_Directions:_
List every line below containing "Employee".

(Interface dataset entries)

•••

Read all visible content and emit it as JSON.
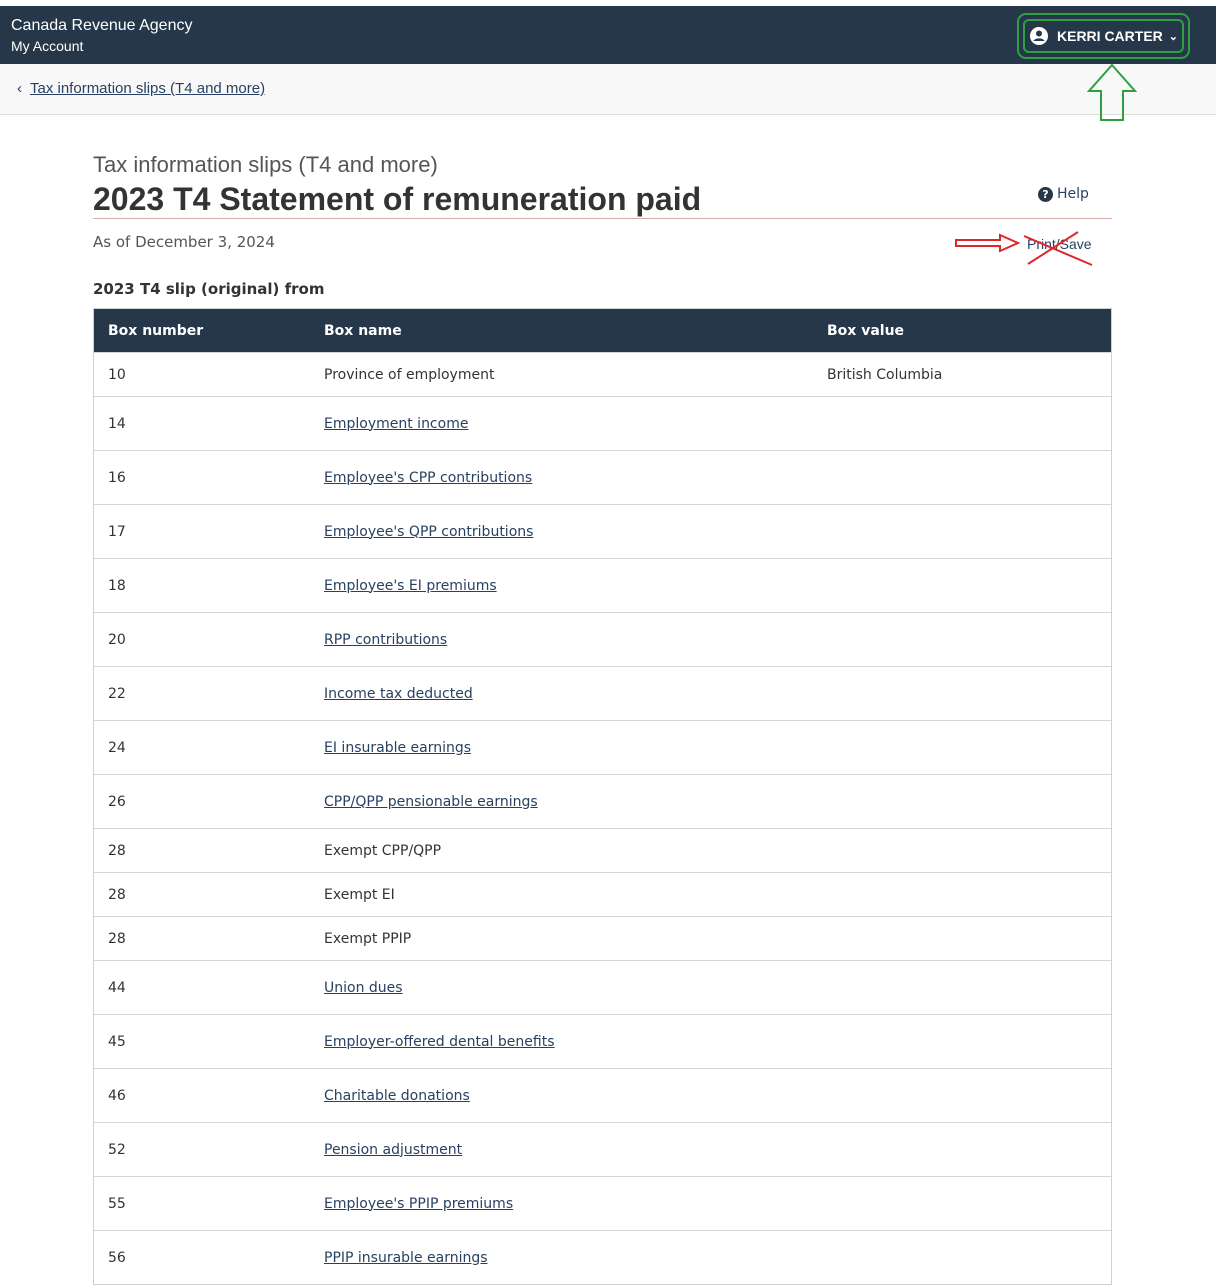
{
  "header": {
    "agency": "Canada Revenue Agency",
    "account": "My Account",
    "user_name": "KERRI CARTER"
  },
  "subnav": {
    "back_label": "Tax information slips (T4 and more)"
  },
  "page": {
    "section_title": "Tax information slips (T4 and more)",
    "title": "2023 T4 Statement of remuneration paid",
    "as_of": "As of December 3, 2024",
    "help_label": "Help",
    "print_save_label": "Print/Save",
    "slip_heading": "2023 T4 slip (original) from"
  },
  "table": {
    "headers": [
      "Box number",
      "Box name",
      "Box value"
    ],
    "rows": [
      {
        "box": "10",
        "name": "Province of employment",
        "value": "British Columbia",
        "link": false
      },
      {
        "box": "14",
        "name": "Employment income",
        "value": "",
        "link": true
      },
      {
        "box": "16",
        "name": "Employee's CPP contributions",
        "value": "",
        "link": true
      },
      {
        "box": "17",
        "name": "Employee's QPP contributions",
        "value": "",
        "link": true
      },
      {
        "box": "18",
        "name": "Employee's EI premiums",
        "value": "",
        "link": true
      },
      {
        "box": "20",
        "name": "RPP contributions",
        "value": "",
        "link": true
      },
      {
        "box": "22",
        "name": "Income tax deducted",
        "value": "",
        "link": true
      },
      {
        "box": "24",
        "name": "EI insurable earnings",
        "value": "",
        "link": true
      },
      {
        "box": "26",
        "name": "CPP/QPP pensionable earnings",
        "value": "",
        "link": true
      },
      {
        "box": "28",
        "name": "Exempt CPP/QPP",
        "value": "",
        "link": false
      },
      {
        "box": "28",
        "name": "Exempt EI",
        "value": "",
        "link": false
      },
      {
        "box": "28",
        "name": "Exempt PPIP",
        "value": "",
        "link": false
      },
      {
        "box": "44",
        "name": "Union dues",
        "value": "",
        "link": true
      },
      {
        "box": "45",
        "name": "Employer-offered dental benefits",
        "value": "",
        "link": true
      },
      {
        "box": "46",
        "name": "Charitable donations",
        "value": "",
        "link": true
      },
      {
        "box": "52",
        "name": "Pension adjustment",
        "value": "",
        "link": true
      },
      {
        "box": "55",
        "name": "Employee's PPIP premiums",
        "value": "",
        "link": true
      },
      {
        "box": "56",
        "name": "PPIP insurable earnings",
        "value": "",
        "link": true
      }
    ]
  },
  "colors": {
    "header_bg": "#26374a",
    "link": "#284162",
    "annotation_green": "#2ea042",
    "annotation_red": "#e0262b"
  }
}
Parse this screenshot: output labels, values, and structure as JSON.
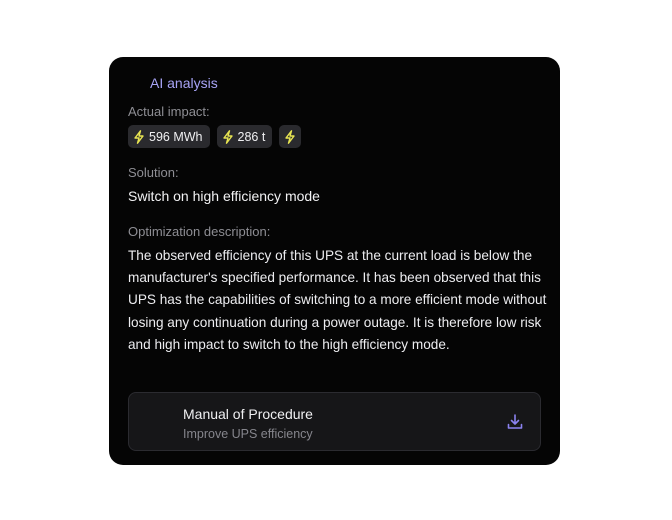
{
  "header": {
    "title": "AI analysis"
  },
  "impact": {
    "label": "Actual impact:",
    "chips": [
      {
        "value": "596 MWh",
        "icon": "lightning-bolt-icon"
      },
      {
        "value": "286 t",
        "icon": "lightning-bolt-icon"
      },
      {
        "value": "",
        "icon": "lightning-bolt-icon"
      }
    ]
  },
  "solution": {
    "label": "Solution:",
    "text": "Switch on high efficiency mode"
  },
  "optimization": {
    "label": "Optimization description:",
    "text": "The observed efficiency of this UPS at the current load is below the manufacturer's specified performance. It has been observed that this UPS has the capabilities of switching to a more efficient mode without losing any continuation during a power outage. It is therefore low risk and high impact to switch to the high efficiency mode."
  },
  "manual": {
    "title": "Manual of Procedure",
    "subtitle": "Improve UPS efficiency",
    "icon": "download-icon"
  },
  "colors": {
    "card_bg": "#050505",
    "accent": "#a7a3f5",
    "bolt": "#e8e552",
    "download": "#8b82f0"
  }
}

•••

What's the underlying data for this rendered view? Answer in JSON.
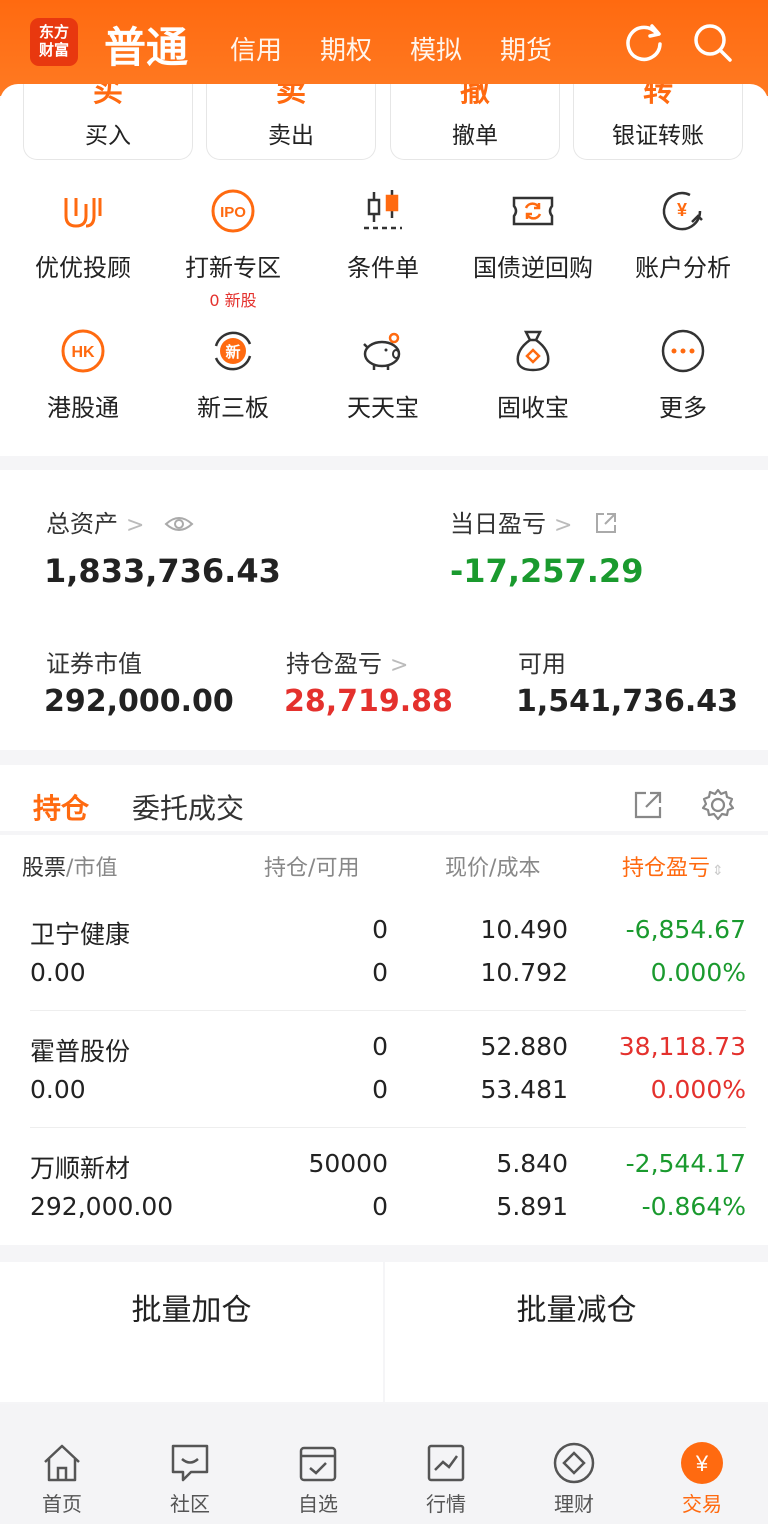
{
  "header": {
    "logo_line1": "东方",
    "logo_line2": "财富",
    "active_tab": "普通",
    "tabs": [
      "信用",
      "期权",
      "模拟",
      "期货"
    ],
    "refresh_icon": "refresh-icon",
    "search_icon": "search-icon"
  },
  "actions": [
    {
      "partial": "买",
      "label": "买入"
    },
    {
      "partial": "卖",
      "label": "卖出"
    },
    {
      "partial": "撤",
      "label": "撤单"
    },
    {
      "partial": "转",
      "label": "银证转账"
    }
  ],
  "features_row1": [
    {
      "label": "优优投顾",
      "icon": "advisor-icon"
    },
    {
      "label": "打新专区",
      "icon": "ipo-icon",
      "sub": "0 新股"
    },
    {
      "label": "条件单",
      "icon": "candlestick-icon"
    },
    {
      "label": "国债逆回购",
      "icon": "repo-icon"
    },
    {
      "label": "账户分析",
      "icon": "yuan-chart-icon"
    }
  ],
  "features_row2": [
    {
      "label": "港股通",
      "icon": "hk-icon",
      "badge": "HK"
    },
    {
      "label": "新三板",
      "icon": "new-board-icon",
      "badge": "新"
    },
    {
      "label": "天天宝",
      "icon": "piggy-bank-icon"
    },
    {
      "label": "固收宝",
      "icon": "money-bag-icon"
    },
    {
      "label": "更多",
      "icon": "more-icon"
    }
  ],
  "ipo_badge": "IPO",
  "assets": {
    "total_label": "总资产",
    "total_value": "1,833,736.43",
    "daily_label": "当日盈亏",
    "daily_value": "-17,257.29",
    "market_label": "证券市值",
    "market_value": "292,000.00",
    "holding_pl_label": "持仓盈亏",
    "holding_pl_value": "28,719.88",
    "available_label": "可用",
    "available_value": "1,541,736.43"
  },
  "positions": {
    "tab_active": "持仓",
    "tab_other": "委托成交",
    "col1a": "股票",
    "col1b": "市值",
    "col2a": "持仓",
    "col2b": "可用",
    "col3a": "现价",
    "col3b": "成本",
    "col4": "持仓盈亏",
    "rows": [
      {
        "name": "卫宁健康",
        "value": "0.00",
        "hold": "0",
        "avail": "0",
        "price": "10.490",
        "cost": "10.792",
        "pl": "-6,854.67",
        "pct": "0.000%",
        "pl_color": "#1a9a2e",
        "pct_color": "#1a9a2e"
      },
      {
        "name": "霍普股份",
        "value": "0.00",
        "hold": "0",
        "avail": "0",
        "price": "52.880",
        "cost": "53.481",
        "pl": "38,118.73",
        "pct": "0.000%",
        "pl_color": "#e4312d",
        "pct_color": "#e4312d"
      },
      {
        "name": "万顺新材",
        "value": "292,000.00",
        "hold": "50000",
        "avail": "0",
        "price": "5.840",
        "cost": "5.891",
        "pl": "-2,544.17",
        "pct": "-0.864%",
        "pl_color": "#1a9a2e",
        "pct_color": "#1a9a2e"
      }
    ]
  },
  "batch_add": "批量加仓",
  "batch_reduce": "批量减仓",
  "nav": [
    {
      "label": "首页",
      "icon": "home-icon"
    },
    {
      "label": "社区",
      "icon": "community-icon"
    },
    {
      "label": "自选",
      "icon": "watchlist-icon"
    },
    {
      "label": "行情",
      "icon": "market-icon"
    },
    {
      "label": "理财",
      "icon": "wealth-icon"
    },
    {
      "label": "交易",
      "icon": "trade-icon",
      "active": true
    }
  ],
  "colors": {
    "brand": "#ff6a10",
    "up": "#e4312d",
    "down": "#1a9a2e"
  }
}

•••

_Output for this exercise:_
        "name": "Employee's CPP contributions",
        "name": "Employee's QPP contributions",
        "name": "Employee's EI premiums",
        "name": "Employee's PPIP premiums",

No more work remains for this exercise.